(Data records)
* * * * *
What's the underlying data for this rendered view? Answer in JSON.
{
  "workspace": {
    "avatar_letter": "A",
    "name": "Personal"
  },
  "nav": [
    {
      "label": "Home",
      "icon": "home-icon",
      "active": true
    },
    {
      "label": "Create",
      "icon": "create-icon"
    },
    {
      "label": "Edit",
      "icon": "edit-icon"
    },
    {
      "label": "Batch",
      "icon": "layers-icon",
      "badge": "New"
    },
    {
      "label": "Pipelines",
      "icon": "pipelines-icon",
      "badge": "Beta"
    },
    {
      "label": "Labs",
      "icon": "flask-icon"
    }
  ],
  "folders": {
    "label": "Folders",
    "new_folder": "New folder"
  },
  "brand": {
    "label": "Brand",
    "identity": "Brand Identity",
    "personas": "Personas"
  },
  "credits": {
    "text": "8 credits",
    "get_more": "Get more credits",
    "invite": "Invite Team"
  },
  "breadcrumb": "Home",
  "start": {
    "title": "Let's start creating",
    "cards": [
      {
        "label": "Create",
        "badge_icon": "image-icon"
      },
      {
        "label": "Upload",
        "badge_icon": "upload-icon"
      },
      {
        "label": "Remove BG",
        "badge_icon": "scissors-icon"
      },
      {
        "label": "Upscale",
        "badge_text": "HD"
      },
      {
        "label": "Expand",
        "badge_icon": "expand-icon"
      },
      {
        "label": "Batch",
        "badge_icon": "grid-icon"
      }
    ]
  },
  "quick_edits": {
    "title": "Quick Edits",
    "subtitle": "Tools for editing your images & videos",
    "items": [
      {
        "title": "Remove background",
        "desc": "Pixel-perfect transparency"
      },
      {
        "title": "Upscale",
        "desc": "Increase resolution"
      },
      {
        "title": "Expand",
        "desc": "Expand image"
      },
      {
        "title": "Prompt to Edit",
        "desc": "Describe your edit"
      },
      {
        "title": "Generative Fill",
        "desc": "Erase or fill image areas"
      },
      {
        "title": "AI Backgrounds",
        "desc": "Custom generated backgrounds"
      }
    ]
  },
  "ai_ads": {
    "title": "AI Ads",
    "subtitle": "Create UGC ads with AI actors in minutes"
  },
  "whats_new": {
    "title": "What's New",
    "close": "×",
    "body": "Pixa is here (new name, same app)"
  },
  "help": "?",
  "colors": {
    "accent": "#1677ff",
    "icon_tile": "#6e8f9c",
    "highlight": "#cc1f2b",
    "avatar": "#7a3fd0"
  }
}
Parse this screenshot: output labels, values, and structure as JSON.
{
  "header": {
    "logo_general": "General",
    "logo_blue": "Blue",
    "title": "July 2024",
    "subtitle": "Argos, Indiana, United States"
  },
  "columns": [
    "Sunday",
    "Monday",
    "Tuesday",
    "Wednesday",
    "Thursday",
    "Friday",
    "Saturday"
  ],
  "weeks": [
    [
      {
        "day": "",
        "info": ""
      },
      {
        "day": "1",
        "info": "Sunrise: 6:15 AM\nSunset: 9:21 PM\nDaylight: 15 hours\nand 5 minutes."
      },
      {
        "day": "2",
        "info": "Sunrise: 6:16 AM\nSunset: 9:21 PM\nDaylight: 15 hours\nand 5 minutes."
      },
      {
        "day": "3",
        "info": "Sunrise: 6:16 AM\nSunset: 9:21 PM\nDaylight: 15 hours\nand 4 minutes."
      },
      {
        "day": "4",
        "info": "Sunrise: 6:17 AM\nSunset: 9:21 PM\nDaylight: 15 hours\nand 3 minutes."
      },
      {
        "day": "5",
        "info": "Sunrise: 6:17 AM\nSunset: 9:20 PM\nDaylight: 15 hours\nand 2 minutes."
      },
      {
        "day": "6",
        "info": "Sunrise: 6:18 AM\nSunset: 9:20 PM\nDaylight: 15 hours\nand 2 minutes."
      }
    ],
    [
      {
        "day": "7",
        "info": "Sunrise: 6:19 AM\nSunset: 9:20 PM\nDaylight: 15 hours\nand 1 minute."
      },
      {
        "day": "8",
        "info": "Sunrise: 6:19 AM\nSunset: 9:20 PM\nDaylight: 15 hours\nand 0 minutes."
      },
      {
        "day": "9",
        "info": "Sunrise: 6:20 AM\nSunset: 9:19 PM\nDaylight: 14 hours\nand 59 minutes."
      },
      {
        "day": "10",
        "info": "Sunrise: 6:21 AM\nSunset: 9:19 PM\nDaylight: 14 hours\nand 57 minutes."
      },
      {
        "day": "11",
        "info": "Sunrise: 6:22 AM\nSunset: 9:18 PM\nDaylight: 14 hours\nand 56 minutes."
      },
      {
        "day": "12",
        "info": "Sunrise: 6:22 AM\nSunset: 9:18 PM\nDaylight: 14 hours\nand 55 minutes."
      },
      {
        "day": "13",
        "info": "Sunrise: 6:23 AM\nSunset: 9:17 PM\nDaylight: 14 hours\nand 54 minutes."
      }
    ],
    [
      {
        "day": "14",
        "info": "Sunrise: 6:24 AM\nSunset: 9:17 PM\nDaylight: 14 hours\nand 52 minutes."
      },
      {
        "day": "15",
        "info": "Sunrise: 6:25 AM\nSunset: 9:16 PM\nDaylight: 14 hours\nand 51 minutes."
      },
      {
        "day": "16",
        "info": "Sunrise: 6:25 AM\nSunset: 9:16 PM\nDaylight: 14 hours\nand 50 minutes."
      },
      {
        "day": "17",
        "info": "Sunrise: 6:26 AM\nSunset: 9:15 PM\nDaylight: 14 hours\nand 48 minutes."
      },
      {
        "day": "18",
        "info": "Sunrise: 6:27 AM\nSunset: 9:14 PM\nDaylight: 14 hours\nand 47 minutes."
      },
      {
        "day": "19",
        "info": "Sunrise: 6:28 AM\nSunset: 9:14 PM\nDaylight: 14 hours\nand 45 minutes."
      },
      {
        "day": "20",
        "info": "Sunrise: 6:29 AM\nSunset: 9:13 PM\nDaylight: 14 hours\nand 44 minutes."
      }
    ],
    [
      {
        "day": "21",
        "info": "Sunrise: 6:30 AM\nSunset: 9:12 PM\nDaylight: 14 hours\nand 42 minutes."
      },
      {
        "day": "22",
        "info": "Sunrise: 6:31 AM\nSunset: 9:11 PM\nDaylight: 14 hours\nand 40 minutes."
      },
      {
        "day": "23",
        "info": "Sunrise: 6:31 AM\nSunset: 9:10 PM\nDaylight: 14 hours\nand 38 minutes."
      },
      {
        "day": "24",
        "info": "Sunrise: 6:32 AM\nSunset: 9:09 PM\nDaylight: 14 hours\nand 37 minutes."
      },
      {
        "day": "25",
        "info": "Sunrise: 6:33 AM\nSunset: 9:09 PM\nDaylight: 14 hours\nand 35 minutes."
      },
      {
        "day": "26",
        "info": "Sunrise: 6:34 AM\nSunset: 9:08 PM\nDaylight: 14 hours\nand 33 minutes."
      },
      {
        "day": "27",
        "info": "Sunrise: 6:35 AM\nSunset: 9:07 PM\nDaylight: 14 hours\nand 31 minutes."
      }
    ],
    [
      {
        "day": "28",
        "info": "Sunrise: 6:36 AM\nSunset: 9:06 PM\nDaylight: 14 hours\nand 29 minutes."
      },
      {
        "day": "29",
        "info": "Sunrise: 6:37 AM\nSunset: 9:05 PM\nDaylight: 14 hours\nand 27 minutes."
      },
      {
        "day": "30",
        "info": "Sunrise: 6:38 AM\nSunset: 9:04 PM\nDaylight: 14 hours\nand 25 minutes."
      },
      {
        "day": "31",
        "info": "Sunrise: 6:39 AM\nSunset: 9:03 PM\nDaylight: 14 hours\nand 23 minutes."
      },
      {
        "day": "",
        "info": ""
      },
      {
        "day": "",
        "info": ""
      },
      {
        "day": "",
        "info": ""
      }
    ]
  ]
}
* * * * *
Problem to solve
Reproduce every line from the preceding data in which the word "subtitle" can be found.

Exercise solution
    "subtitle": "Tools for editing your images & videos",
    "subtitle": "Create UGC ads with AI actors in minutes"
    "subtitle": "Argos, Indiana, United States"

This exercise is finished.